● Your objective: A single figure is wanted: the count of lines below containing the string "sieci".

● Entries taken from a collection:
──────────

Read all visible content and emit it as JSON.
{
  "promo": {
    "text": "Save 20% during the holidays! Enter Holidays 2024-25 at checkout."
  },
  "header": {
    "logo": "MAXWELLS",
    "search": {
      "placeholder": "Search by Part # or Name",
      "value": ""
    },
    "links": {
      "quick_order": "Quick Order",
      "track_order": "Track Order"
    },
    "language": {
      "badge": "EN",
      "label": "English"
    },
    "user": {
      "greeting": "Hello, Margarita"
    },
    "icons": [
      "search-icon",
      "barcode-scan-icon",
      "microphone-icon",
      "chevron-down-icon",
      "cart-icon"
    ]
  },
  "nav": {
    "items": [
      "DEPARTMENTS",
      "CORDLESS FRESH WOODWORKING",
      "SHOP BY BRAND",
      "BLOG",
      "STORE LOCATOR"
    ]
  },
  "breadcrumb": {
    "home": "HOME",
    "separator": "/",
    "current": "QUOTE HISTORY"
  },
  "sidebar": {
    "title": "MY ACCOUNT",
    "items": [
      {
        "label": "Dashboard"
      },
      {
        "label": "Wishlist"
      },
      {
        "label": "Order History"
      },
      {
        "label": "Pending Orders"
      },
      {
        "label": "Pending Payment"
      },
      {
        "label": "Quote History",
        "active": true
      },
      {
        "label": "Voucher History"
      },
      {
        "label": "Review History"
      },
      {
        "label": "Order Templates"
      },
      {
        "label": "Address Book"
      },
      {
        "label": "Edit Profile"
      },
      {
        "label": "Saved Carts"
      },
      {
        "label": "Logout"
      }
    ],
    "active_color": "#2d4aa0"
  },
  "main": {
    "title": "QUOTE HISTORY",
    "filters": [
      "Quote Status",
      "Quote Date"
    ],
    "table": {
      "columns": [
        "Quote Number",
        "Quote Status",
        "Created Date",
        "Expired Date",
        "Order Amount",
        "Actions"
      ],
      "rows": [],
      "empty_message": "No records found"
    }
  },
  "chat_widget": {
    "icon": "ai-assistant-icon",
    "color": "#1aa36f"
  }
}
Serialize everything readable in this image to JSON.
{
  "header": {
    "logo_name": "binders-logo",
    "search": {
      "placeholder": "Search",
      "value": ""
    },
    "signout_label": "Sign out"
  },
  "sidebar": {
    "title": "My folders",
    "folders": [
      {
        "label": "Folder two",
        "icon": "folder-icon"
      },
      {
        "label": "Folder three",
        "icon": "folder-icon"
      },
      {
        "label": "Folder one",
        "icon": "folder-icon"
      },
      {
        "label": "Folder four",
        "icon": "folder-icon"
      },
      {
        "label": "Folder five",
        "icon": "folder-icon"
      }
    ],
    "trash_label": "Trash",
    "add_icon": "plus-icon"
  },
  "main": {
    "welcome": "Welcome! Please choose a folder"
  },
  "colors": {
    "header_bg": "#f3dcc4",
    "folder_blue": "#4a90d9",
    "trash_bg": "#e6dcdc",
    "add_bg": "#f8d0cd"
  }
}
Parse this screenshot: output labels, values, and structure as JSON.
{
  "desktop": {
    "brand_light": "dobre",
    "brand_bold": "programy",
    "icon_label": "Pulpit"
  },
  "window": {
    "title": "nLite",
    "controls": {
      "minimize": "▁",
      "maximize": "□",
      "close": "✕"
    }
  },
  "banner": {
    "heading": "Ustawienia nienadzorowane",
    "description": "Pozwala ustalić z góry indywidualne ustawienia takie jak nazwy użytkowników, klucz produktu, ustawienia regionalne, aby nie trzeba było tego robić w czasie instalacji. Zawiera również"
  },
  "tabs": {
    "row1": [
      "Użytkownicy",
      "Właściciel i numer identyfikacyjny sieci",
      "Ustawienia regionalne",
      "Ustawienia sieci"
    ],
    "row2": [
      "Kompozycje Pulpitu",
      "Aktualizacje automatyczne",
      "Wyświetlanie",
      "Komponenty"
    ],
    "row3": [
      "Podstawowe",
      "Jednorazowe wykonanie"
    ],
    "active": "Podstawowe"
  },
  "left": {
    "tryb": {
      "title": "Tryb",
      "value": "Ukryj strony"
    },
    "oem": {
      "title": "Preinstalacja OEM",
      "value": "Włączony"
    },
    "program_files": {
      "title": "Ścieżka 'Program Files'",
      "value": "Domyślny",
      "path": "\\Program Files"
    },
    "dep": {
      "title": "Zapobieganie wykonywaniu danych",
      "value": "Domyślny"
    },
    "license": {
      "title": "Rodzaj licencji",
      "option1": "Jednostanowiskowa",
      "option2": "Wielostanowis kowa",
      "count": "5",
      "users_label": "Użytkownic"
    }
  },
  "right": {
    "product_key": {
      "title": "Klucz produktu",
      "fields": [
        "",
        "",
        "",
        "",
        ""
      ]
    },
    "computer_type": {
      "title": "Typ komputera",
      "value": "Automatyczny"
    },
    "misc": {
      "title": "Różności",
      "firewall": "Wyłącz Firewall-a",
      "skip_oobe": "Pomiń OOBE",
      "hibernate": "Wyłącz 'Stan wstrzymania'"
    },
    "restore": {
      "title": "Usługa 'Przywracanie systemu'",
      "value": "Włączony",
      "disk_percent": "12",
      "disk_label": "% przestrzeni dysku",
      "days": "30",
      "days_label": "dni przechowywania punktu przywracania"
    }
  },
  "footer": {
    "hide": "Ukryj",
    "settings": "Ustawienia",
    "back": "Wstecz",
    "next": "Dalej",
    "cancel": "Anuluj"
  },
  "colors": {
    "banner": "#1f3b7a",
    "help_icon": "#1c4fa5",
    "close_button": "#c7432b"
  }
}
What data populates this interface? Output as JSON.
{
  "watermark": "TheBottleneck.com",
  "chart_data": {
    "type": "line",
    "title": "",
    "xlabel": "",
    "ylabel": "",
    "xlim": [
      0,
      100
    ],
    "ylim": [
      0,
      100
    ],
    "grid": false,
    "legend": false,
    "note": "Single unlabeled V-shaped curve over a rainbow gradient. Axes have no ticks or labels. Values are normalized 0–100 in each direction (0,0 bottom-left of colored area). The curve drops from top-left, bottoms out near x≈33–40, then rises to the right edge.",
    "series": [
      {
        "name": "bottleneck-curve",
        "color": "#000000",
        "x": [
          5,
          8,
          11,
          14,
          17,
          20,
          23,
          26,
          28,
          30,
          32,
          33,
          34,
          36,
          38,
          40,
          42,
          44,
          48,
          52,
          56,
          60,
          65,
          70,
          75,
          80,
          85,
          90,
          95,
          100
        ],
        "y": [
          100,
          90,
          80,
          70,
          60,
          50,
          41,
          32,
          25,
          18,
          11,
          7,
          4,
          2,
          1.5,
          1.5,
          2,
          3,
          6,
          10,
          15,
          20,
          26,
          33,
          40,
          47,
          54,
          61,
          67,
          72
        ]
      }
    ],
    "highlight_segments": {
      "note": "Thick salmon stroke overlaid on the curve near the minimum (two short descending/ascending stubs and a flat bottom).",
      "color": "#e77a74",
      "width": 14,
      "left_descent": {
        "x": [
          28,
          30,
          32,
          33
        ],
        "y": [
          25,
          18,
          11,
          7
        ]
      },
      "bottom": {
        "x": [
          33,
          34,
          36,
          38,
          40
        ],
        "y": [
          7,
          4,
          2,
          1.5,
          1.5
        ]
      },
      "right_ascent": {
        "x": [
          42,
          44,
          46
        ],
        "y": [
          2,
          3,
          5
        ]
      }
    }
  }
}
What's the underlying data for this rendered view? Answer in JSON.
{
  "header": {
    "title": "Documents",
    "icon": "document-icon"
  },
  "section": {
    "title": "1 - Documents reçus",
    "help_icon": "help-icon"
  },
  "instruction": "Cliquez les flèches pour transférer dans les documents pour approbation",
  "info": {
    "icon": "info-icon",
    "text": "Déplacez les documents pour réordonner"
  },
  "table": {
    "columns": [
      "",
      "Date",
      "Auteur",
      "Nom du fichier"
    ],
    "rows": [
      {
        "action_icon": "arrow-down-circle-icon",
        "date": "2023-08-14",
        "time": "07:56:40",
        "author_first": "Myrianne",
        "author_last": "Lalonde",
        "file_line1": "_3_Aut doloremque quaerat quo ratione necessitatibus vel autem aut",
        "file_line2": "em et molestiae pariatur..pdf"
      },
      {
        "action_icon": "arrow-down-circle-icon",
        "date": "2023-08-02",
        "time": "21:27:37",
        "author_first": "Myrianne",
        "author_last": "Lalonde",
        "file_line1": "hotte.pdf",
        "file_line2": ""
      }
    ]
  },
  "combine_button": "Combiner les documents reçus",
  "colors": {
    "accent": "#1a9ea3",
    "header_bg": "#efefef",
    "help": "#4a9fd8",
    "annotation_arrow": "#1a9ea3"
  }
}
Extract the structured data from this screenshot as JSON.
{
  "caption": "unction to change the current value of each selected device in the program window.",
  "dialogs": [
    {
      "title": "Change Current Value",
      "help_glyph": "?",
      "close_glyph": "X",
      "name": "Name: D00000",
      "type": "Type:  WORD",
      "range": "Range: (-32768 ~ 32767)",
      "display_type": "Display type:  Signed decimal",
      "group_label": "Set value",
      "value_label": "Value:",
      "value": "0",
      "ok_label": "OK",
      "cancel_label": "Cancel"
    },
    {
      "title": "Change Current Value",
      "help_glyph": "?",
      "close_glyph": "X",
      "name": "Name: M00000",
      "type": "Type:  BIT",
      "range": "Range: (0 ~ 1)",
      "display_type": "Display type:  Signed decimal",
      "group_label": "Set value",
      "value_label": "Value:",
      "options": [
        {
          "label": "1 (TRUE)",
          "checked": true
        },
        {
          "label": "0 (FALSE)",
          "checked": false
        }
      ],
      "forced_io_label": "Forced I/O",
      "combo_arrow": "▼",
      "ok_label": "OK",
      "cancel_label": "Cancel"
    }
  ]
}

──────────

● Finished exercise: 2